|On the 245th Anniversary of the World"s First Freedom of Information Law, 2 December 2011, The Anders Chydenius Foundation together with Finnish Parliamentary Committee for Future and Finnish League for Human Rights organised a seminar on openness of democracy and on legacy of Chydenius. |
The Righ to Know Day"s seminar was opened Finance Minister Jutta Urpilainen, who saw human rights have been an important foundation for the Nordic welfare state. According to her, this legacy is also seen in our work in the World Bank, which is a part of her portfolio as Finance minister. Here is a summary of her speech:
"Human rights – and good governance that goes hand in hand with human rights – are central to Finland’s role in the World Bank. I consider it important that good governance was approved this year as one of the five pillars of the World Bank Group’s strategy.

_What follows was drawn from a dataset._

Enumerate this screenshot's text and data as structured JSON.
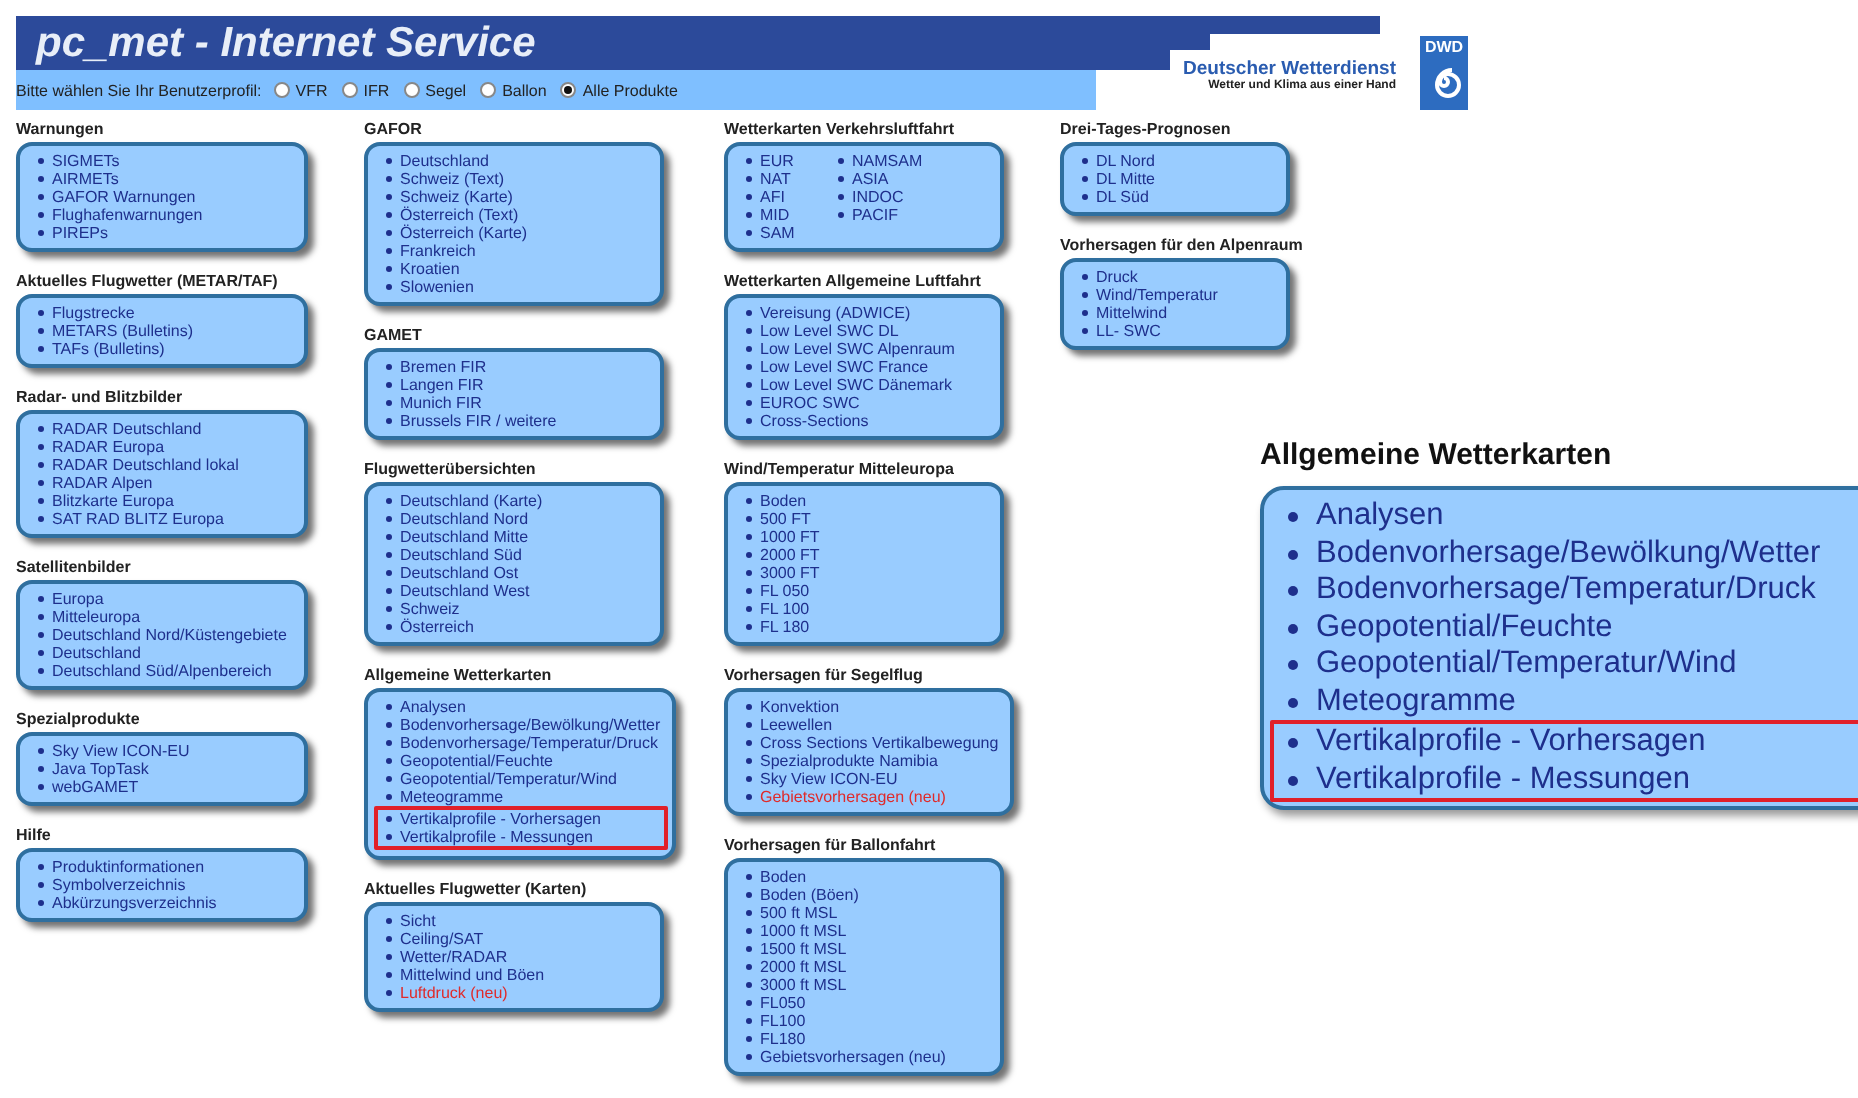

In the work of the World Bank, fostering good governance has also meant promoting openness and freedom of information laws. For example, the World Bank has, after the Arab spring, launched an inclusive growth program in North Africa and the Middle East, which focuses also on promoting open and transparent governance. The World Bank also recently announced a database of freedom of information laws in 88 countries. When discussing tax havens this autumn in the World Bank, Finland, together with other Nordic and Baltic countries, has been actively promoting tax transparency agenda.
The World Bank, itself, approved a year ago a new policy on access to information, which positions – according to Publish What You Fund organisation – the Bank as a transparency leader among international institutions. The policy on access to information provides for the disclosure of more information on projects as well as Board proceedings. The Nordic countries have contributed to human rights and open government in the World Bank, including its country level work, through the Nordic Trust Fund.
It is important that we Nordic countries are also open to transatlantic and global partnerships for promoting democracy and open government. Finland has upgraded its activity in the multilateral democracy initiative called Community of Democracies. For example, Norway and Sweden have already joined the Open Government Partnership, which was launched in September at the UN. It would be natural that Finland studies its possibilities to join such a global partnership. Finland"s possible participation could be related to digital services and participation opportunities, aid transparency or tax transparency in order to prevent tax evasion through tax havens. We could contribute by fostering women’s participation in society.
I hope this seminar brings us more ideas of Finland"s role in promoting an open and democratic government."